When his mother reminded him that Bro had lost her daughter, Fields persisted.
"She is a communist. An anti-white, liberal. It's not up for questioning — she is. She's the enemy," he said.
Prosecutors also showed a judge new videos of the attack, including a live Periscope feed that captured the peaceful chants of counterdemonstrators and the chaos that followed when Fields plowed into them.
There was also chopper footage from above as Virginia State Police witnessed Fields' rampage.
One of the voices heard in the recording was that of Trooper Berke Bates. He kept Fields' car in their camera view to make sure he didn't get away.
Bates tracked Fields until he finally pulled over.

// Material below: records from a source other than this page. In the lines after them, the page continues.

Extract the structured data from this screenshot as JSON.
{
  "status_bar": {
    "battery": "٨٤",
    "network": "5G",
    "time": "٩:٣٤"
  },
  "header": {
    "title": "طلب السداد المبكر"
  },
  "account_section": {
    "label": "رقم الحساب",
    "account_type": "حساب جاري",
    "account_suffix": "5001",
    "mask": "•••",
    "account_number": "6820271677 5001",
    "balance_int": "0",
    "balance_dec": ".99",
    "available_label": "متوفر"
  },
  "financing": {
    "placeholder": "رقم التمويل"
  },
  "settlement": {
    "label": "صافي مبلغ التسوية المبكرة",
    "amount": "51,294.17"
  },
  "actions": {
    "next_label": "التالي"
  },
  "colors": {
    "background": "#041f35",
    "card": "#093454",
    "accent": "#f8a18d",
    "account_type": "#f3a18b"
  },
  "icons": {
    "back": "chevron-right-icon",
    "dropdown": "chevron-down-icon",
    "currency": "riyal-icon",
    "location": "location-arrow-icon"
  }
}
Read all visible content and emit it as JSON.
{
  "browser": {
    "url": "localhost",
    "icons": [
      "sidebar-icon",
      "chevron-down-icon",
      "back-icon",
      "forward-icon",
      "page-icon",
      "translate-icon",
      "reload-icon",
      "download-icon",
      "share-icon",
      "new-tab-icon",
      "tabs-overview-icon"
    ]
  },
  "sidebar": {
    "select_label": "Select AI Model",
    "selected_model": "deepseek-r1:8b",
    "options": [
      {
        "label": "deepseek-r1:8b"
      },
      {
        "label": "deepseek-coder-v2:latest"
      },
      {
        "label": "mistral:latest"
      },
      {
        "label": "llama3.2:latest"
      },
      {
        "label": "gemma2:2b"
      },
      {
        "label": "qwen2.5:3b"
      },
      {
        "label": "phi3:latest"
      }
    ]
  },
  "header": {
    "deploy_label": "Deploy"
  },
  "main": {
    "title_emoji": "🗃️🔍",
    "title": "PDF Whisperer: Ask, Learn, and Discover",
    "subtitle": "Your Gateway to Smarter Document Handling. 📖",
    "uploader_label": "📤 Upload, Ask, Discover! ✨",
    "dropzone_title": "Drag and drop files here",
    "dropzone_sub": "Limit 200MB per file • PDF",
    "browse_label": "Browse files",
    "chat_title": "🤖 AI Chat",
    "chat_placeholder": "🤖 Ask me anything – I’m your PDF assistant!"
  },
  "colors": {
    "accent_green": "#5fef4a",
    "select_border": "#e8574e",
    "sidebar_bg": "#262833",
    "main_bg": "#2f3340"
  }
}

Three hours later, with Bates and another trooper, Lt. Jay Cullen, on board, the chopper began to spin and crashed to the ground, killing both men.
Fields' attorneys had argued that he acted in self-defense and said he had a history of mental illness.